Stroke Oxygen Study


Stroke is a common and disabling condition and there is a need to find out more about how to treat patients early after the stroke. Breathing problems frequently occur, and blood oxygen levels often fall below normal. Such falls can easily be missed, especially at night, and are clinically significant. Patients with low oxygen levels are less likely to recover well. Routine oxygen treatment could prevent low blood oxygen levels and subsequent worsening of the brain damage.

Oxygen is used widely in hospitals and in ambulances throughout the UK. It is a safe and well established treatment. The main adverse effect is that attachment to the oxygen tubing will restrict mobility. This may be less of a problem if oxygen is given at night only. Since stroke patients are most likely to have low blood oxygen levels at night restricting oxygen treatment to night only may provide oxygen when it is most needed without interfering with rehabilitation.
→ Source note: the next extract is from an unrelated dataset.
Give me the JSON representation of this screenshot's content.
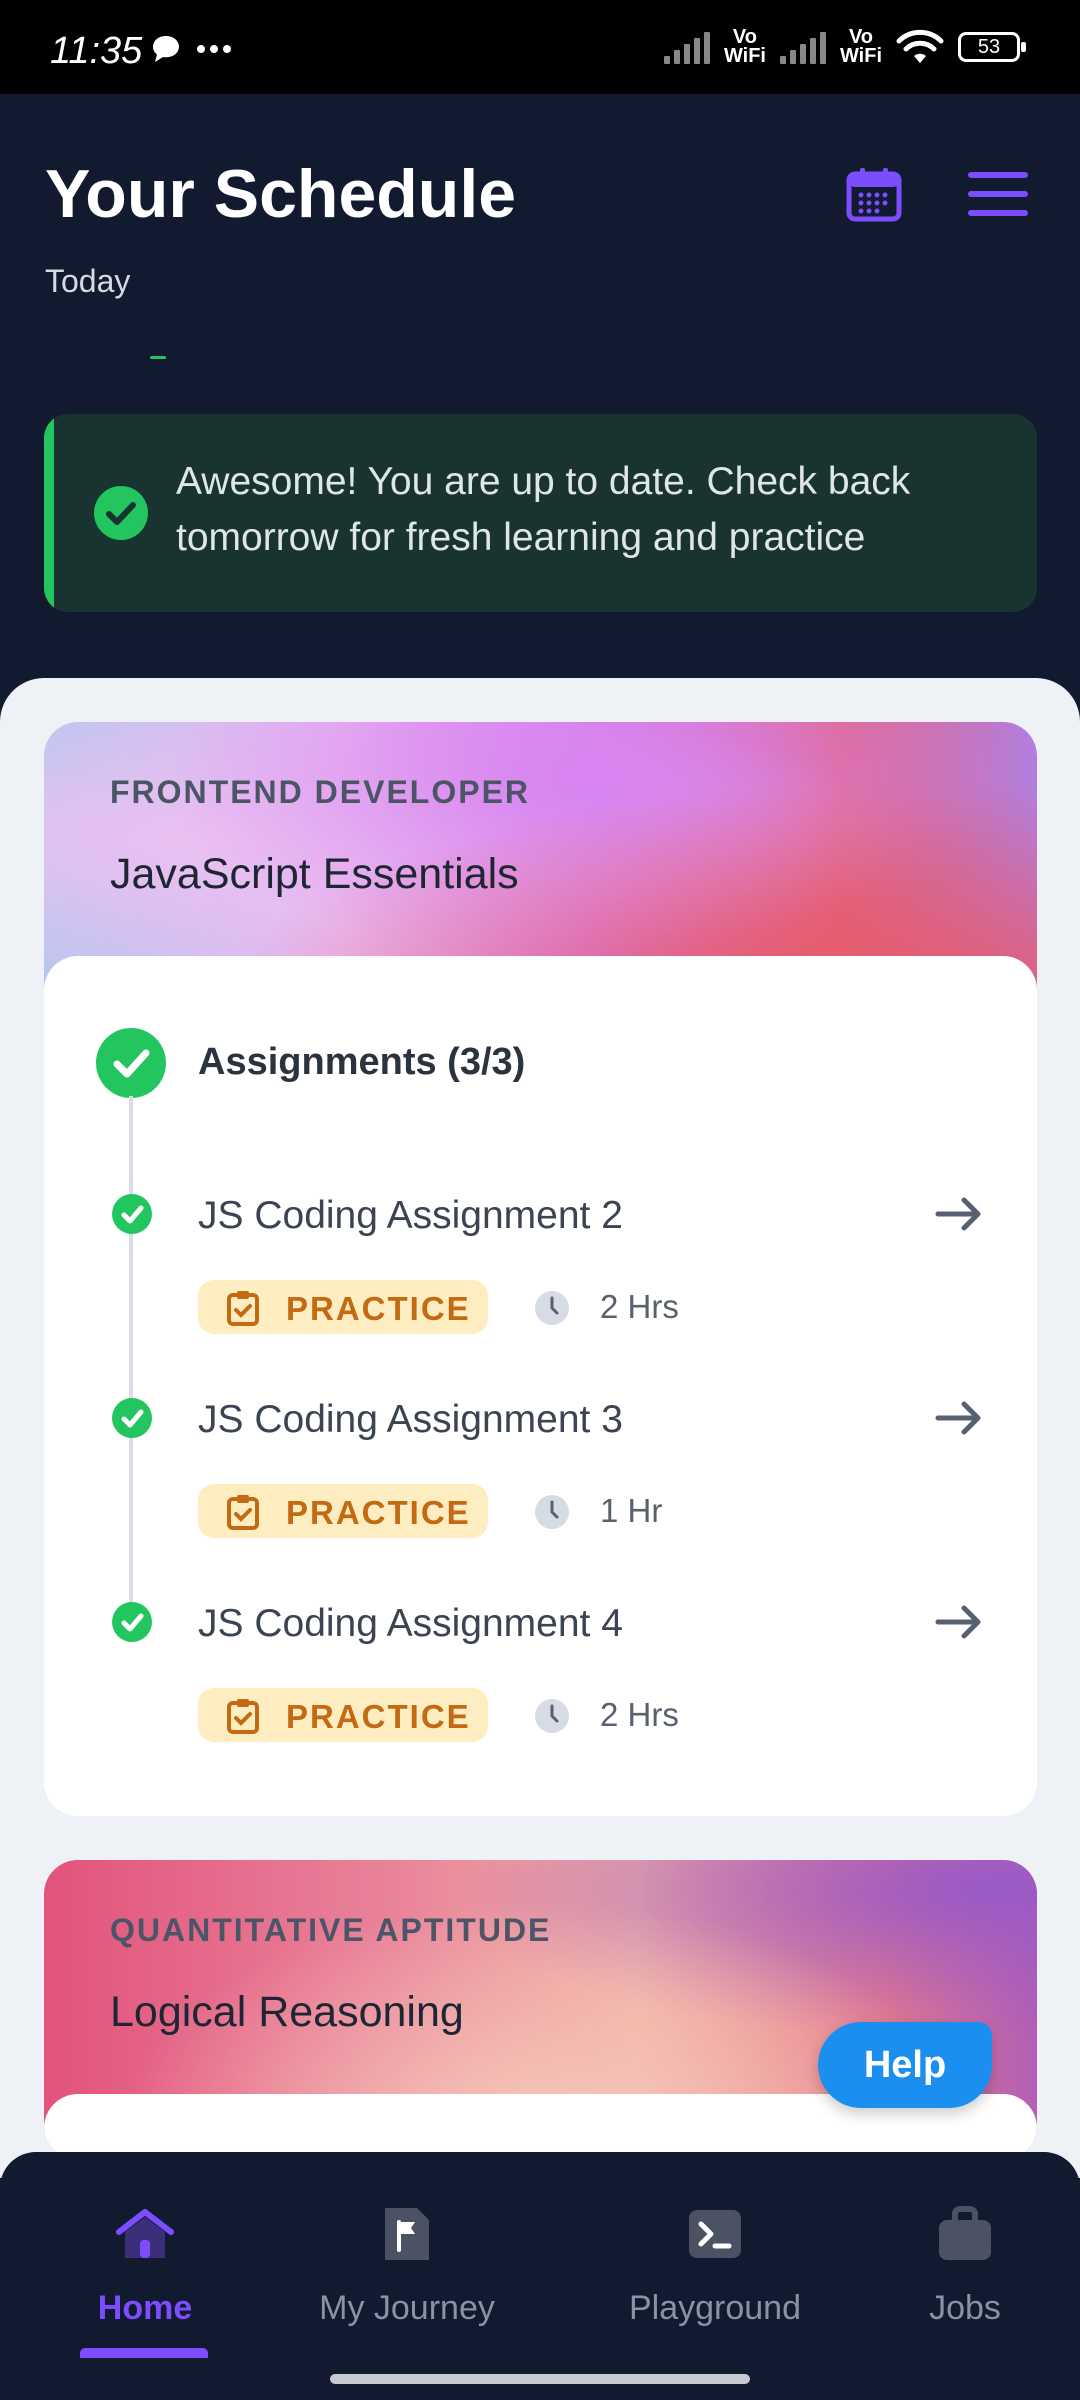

Since oxygen can be given safely to most stroke patients, is cheap and easily available, even small longer-term improvements in outcome will result in significant gains in health and quality of life.

SO2S has enrolled 8,003 patients from over 100 hospitals throughout the UK. Adult patients who had no indication for oxygen treatment to be given and who had a stroke within the last 24 hours before hospital admission were eligible to participate.

Participants were allocated randomly to one of 3 treatment groups:

Group 1: usual clinical care, oxygen is given when clinically required

Group 2: oxygen treatment overnight for 3 nights

Group 3: continuous oxygen treatment for 72 hours

Outcomes were assessed by a member of the research team at the hospital at one week and by postal questionnaire at 3, 6, and 12 months. At one week we assessed how well the patient had recovered by doing a standardized neurological examination and comparing the results with those on admission. The questionnaires examined subsequent recovery by asking standard questions shown to be reliable in assessing stroke outcome. These included how well the patients recovered from the stroke, quality of life, the ability to perform simple activities of daily living (e.g. washing, dressing, walking), extended activities of daily living (e.g. cooking, shopping, driving), and outcomes considered particularly important by a patient and carer focus group (sleep, eyesight, speech, and memory.

The results of the stroke oxygen study show that giving oxygen to stroke patients with normal blood oxygen levels does not improve outcome.

This means that it is not necessary to give oxygen routinely to stroke patients who have no breathing problems.

Patients who have low oxygen levels or breathing problems were not included in the study and should be given oxygen as needed.

The results are important, because they allow us to stop giving oxygen, when not needed. They also made us focus on causes of low oxygen levels. Our next study is looking at methods of preventing pneumonia, a major cause of death after stroke.